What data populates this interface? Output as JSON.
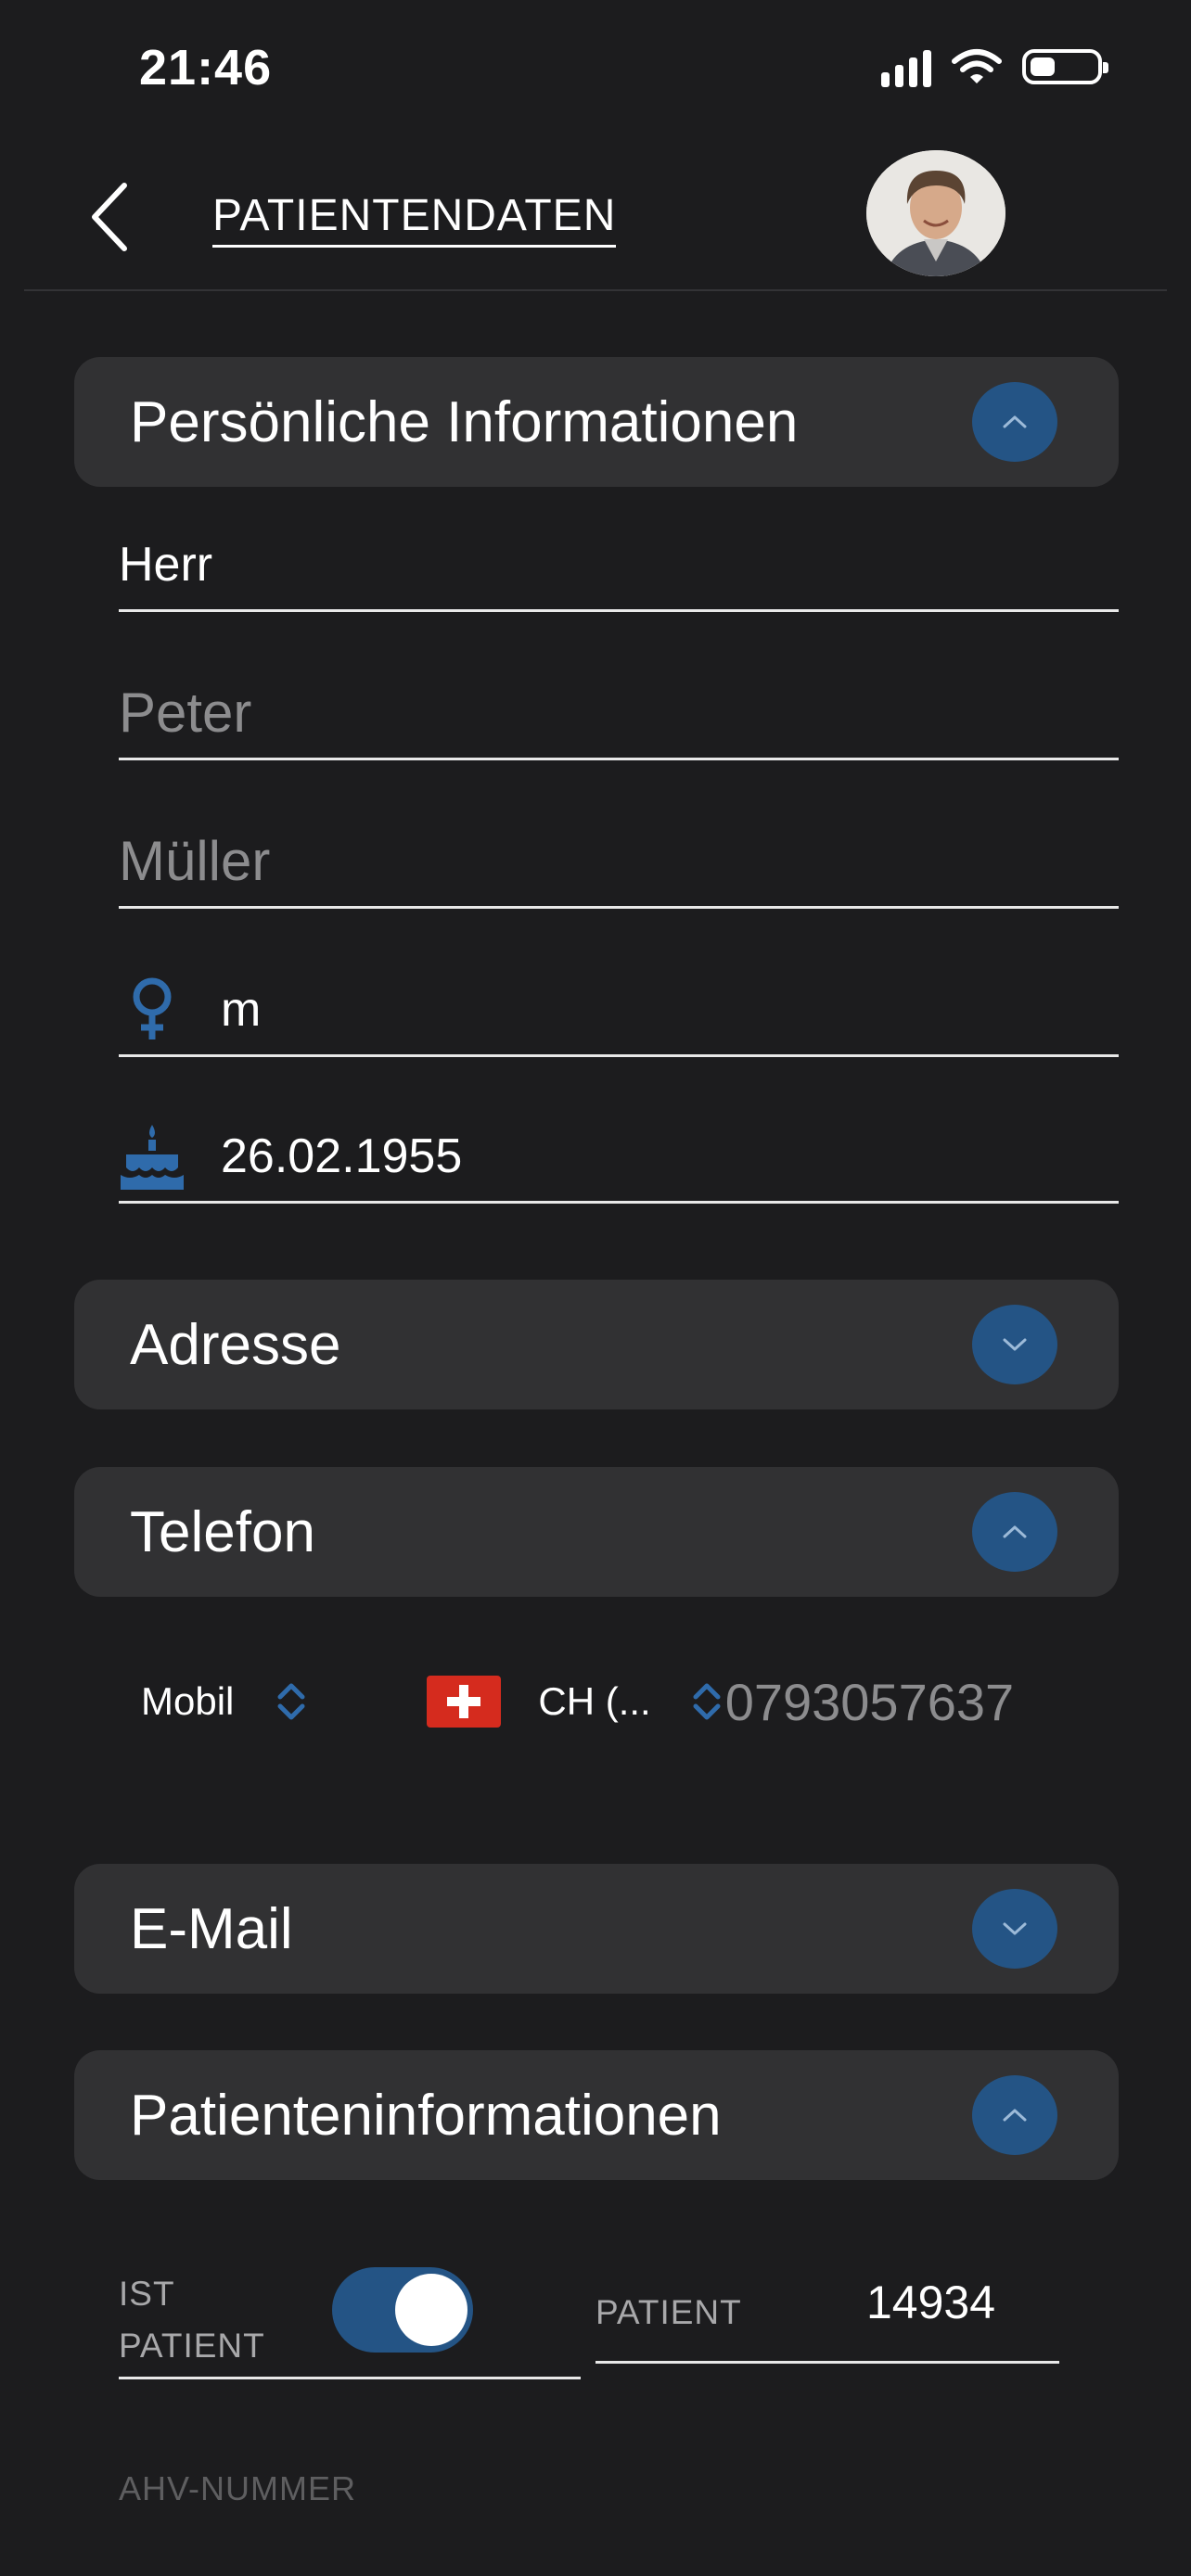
{
  "status_bar": {
    "time": "21:46",
    "battery_level": 0.3
  },
  "header": {
    "title": "PATIENTENDATEN"
  },
  "sections": {
    "personal": {
      "label": "Persönliche Informationen",
      "expanded": true
    },
    "address": {
      "label": "Adresse",
      "expanded": false
    },
    "phone": {
      "label": "Telefon",
      "expanded": true
    },
    "email": {
      "label": "E-Mail",
      "expanded": false
    },
    "patient_info": {
      "label": "Patienteninformationen",
      "expanded": true
    }
  },
  "personal": {
    "salutation": "Herr",
    "first_name_placeholder": "Peter",
    "last_name_placeholder": "Müller",
    "gender": "m",
    "birthdate": "26.02.1955"
  },
  "phone": {
    "type": "Mobil",
    "country": "CH (...",
    "number_placeholder": "0793057637"
  },
  "patient_info": {
    "is_patient_label_1": "IST",
    "is_patient_label_2": "PATIENT",
    "is_patient": true,
    "patient_label": "PATIENT",
    "patient_number": "14934",
    "ahv_label": "AHV-NUMMER"
  },
  "colors": {
    "accent": "#245485",
    "background": "#1c1c1e",
    "card": "#313133"
  },
  "icons": [
    "back-chevron-icon",
    "chevron-up-icon",
    "chevron-down-icon",
    "gender-icon",
    "birthday-cake-icon",
    "updown-icon",
    "swiss-flag-icon"
  ]
}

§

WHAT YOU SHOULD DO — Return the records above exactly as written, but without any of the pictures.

OUTPUT FOR THIS EXERCISE —
What data populates this interface? Output as JSON.
{
  "status_bar": {
    "time": "21:46",
    "battery_level": 0.3
  },
  "header": {
    "title": "PATIENTENDATEN"
  },
  "sections": {
    "personal": {
      "label": "Persönliche Informationen",
      "expanded": true
    },
    "address": {
      "label": "Adresse",
      "expanded": false
    },
    "phone": {
      "label": "Telefon",
      "expanded": true
    },
    "email": {
      "label": "E-Mail",
      "expanded": false
    },
    "patient_info": {
      "label": "Patienteninformationen",
      "expanded": true
    }
  },
  "personal": {
    "salutation": "Herr",
    "first_name_placeholder": "Peter",
    "last_name_placeholder": "Müller",
    "gender": "m",
    "birthdate": "26.02.1955"
  },
  "phone": {
    "type": "Mobil",
    "country": "CH (...",
    "number_placeholder": "0793057637"
  },
  "patient_info": {
    "is_patient_label_1": "IST",
    "is_patient_label_2": "PATIENT",
    "is_patient": true,
    "patient_label": "PATIENT",
    "patient_number": "14934",
    "ahv_label": "AHV-NUMMER"
  },
  "colors": {
    "accent": "#245485",
    "background": "#1c1c1e",
    "card": "#313133"
  },
  "icons": [
    "back-chevron-icon",
    "chevron-up-icon",
    "chevron-down-icon",
    "gender-icon",
    "birthday-cake-icon",
    "updown-icon",
    "swiss-flag-icon"
  ]
}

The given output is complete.